This report describes the ongoing development of the Slotted Waveguide Antenna Stiffened Structure (SWASS) technology during the period 2010 to 2012.
Our scientific and technical publications are an important vehicle for the dissemination of our work.
We have several goals for our publications:
- To communicate the results of the research program to clients and fulfil our reporting responsibilities to the Department of Defence.
- To record the results of our research program.
- To communicate the results of scientific research and technical information to Australian industry and academia.
- To increase awareness of and enhance the reputation of DST Group.
Latest scientific publications
This technical note considers a sensor that alternates randomly between working and broken versus a target that reluctantly gives away glimpses as a homogenous Poisson process.
The flow structures around a hemispherical protuberance were studied using dye-injection flow visualisation in the DST Group Water Tunnel. A 100 mm diameter hemisphere was placed in a laminar oncoming boundary layer, and video imaging of the dye streamlines were captured at diameter-based Reynolds numbers of 6:91 x 10^3 and 1:15 x 10^4. The observations generally agree well with previous studies, while analysis of the video footage has provided additional insight into the evolution of the unsteady flow field.
This paper describes methods used for high range resolution processing (6.1 km for 3 frequencies per 100 kHz) of the same raw data including superior radio frequency interference rejection.
The widely studied generic submarine hull form SUBOFF is used to benchmark the use of the Australian Maritime College's cavitation tunnel for hydrodynamic measurements on submarine models in this report.
This report details an experimental comparison between the performance of conventional electrical resistance foil strain gauges and a commercially available fibre optic distributed strain measurement system based on Rayleigh scattering.
In this report, a calibration of the pressure rings in the DST Group Research Wind Tunnel was performed for an empty test section and with an elevated ground plane installed.
Soldiers rarely consume all the food components issued in combat ration packs (CRP), compromising the adequacy of nutrient intake and the physical and cognitive performance of combatants.
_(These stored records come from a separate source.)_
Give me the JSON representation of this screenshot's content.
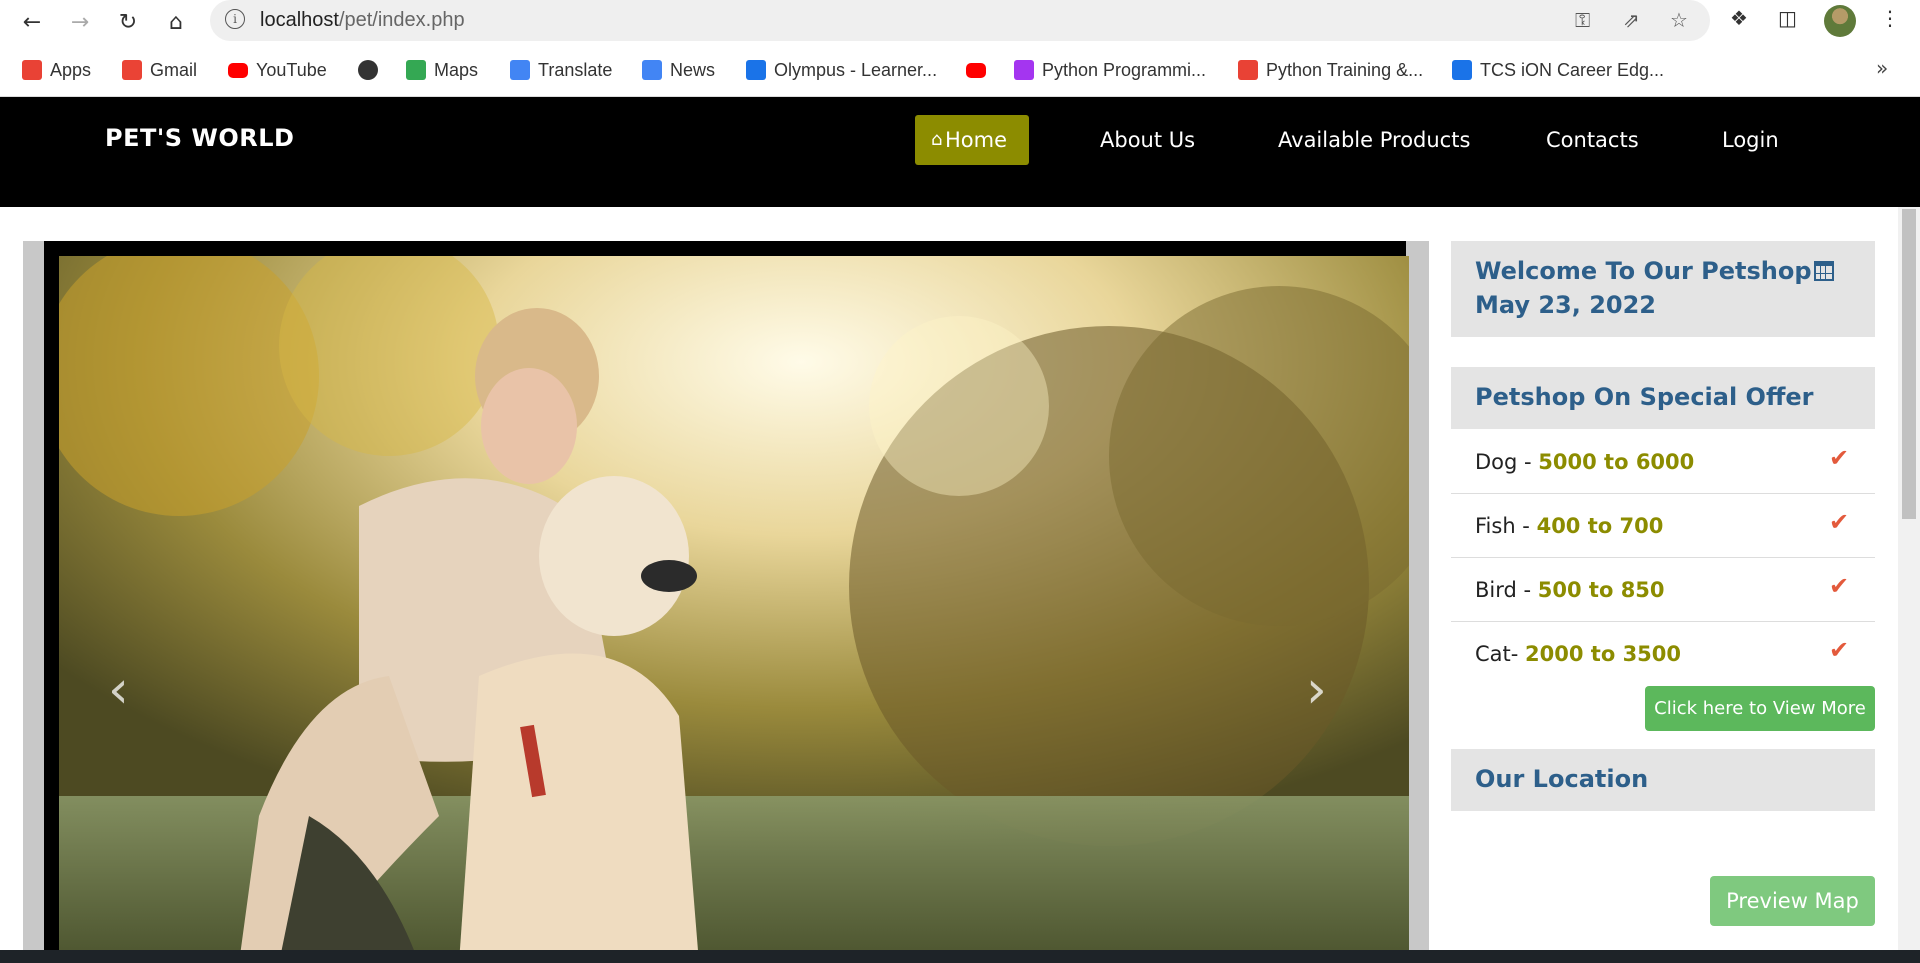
{
  "browser": {
    "url_host": "localhost",
    "url_path": "/pet/index.php",
    "bookmarks": [
      {
        "label": "Apps",
        "icon": "apps-grid-icon",
        "color": "#e94235"
      },
      {
        "label": "Gmail",
        "icon": "gmail-icon",
        "color": "#ea4335"
      },
      {
        "label": "YouTube",
        "icon": "youtube-icon",
        "color": "#ff0000"
      },
      {
        "label": "",
        "icon": "globe-icon",
        "color": "#333333"
      },
      {
        "label": "Maps",
        "icon": "maps-icon",
        "color": "#34a853"
      },
      {
        "label": "Translate",
        "icon": "translate-icon",
        "color": "#4285f4"
      },
      {
        "label": "News",
        "icon": "news-icon",
        "color": "#4285f4"
      },
      {
        "label": "Olympus - Learner...",
        "icon": "olympus-icon",
        "color": "#1a73e8"
      },
      {
        "label": "",
        "icon": "youtube-icon",
        "color": "#ff0000"
      },
      {
        "label": "Python Programmi...",
        "icon": "udemy-icon",
        "color": "#a435f0"
      },
      {
        "label": "Python Training &...",
        "icon": "training-icon",
        "color": "#e94235"
      },
      {
        "label": "TCS iON Career Edg...",
        "icon": "tcs-icon",
        "color": "#1a73e8"
      }
    ]
  },
  "site": {
    "brand": "PET'S WORLD",
    "menu": [
      "Home",
      "About Us",
      "Available Products",
      "Contacts",
      "Login"
    ],
    "accent_color": "#8c8c00"
  },
  "sidebar": {
    "welcome_title": "Welcome To Our Petshop",
    "welcome_date": "May 23, 2022",
    "offer_title": "Petshop On Special Offer",
    "offers": [
      {
        "animal": "Dog - ",
        "price": "5000 to 6000"
      },
      {
        "animal": "Fish - ",
        "price": "400 to 700"
      },
      {
        "animal": "Bird - ",
        "price": "500 to 850"
      },
      {
        "animal": "Cat- ",
        "price": "2000 to 3500"
      }
    ],
    "view_more_label": "Click here to View More",
    "location_title": "Our Location",
    "preview_map_label": "Preview Map"
  }
}
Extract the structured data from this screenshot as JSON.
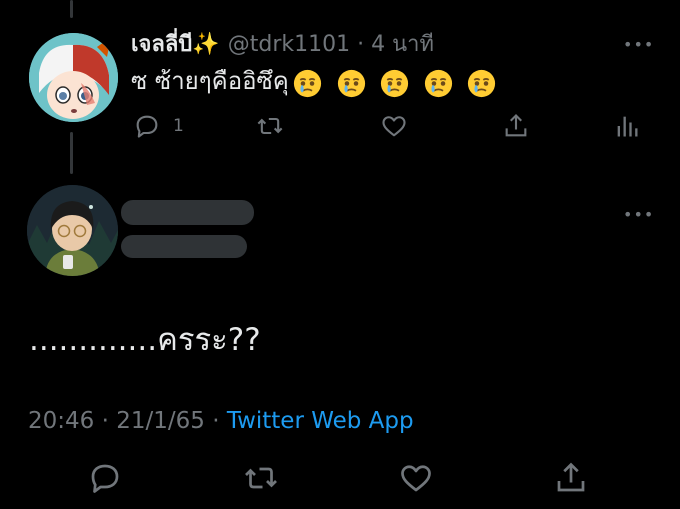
{
  "reply_tweet": {
    "display_name": "เจลลี่บี✨",
    "handle": "@tdrk1101",
    "separator": "·",
    "time_ago": "4 นาที",
    "text": "ซ ซ้ายๆคืออิซึคุ",
    "emojis": [
      "face-holding-back-tears",
      "face-holding-back-tears",
      "face-holding-back-tears",
      "face-holding-back-tears",
      "face-holding-back-tears"
    ],
    "reply_count": "1",
    "more_label": "•••"
  },
  "main_tweet": {
    "text": ".............ครระ??",
    "timestamp": "20:46 · 21/1/65 · ",
    "source": "Twitter Web App",
    "more_label": "•••"
  },
  "colors": {
    "background": "#000000",
    "text": "#e7e9ea",
    "muted": "#71767b",
    "link": "#1d9bf0",
    "redaction": "#2f3336"
  }
}
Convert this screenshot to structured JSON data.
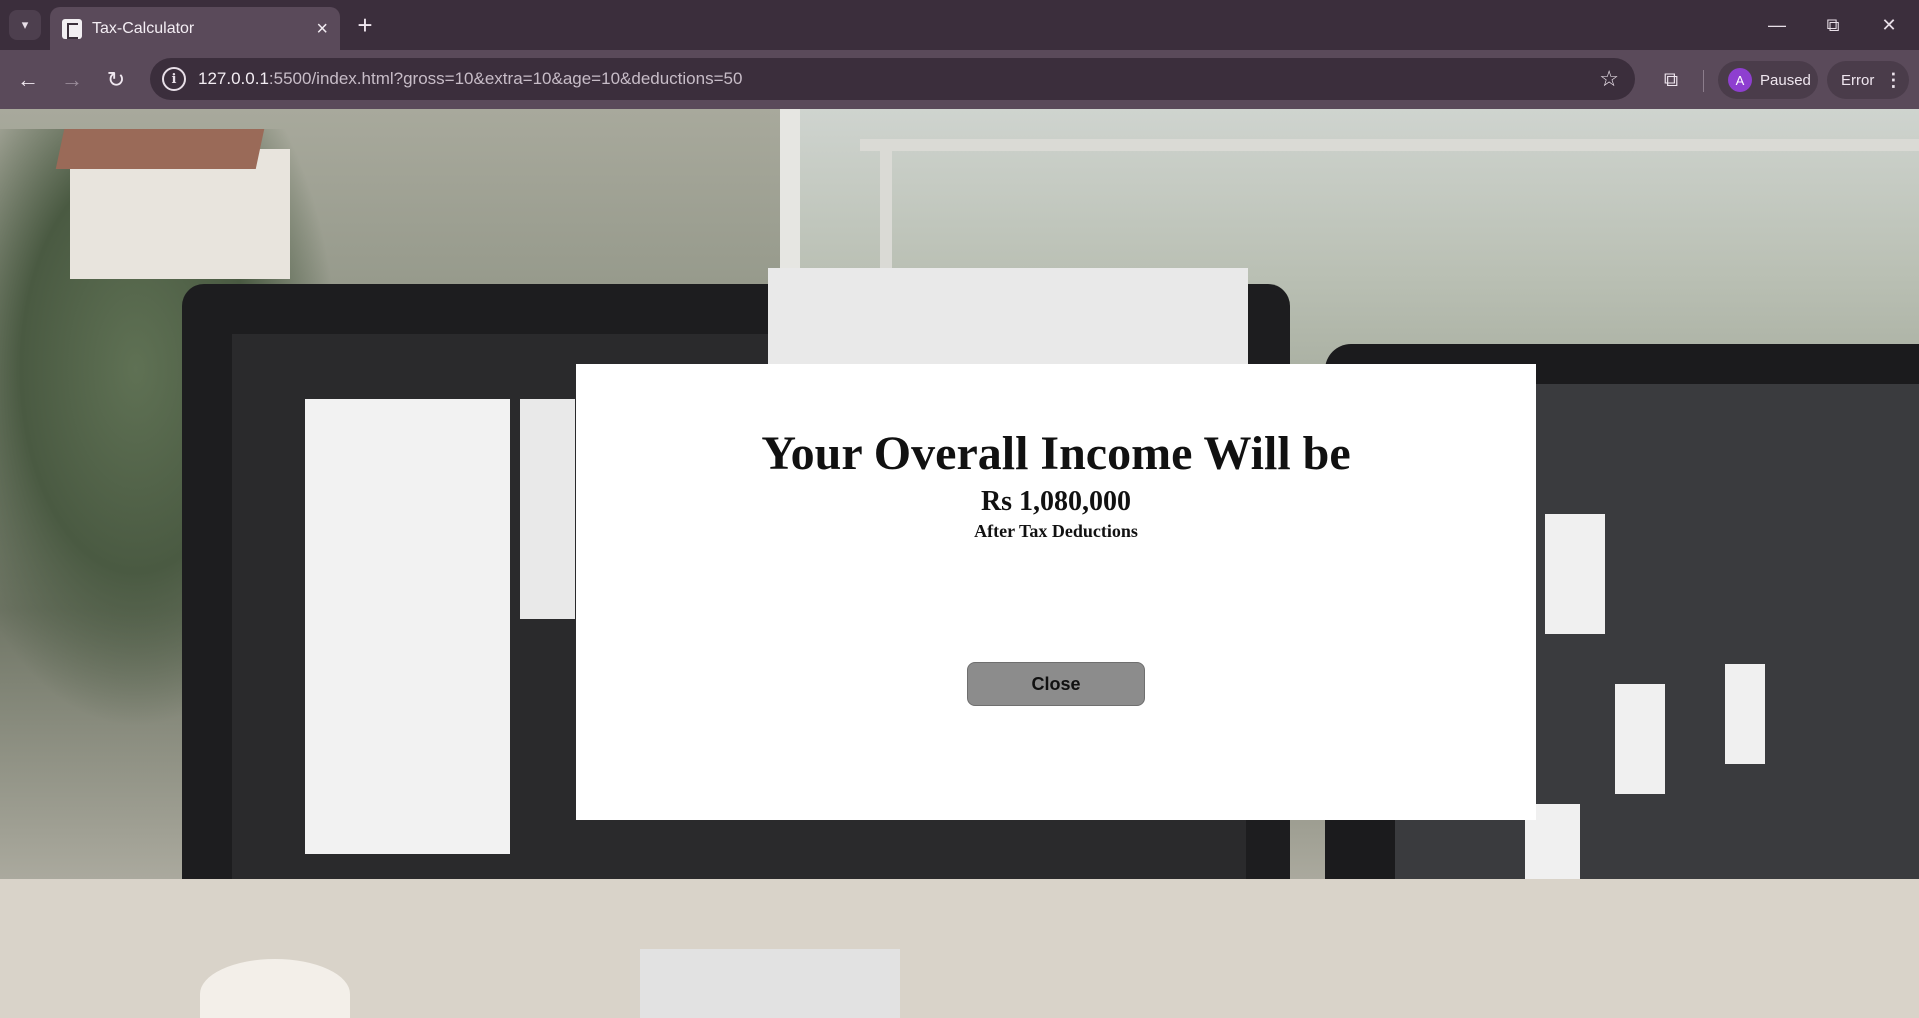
{
  "browser": {
    "tab": {
      "title": "Tax-Calculator"
    },
    "address_bar": {
      "url_host": "127.0.0.1",
      "url_rest": ":5500/index.html?gross=10&extra=10&age=10&deductions=50"
    },
    "profile": {
      "initial": "A",
      "status": "Paused"
    },
    "error_label": "Error"
  },
  "modal": {
    "heading": "Your Overall Income Will be",
    "amount": "Rs 1,080,000",
    "subtitle": "After Tax Deductions",
    "close_label": "Close"
  },
  "colors": {
    "chrome_dark": "#3b2e3c",
    "chrome_toolbar": "#5a4a5a",
    "avatar": "#8e3fd0",
    "close_button": "#8c8c8c",
    "modal_bg": "#ffffff"
  }
}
Mission adaptive (MA) nutrition—providing soldiers with optimal energy and nutrients when Army operates in contemporary environments and with changing demands—is thought to mitigate risk to performance. In a side-by-side comparison with in-service CRP, a nutrient optimised modular MA CRP design was fielded with dismounted infantry personnel to assess fitness-for-purpose and utilisation over a 6–day use period. Inadequate energy and nutrient intakes were identified as a result of the field trial. A detailed understanding of combatant energy expenditure, current and future risks to health and well-being and performance targets is required to optimise the design and provide a proof of concept. Further product development, potentially including formulated, energy-dense, and commercial-off-the-shelf components, is required to rectify the inadequate delivery of nutrients. Successful implementation of a MA CRP design will require training, education, policy and procedure, and interactive tools for verification of learning, validation of desirable behaviour and realisation of benefits. To provide a proof of concept, further trials are required to assess performance in various operational environments over longer use periods of up to 30 days.
This report documents a literature review of the methods associated with embedding a JVM into a Field Programmable Grid or Gate Array (FPGA).
This report is the result of a scoping study undertaken as part of an Australian Department of Defence Next Generation Technologies Fund (NGTF) project entitled Adversarial Machine Learning for Cyber- Security (AMLC).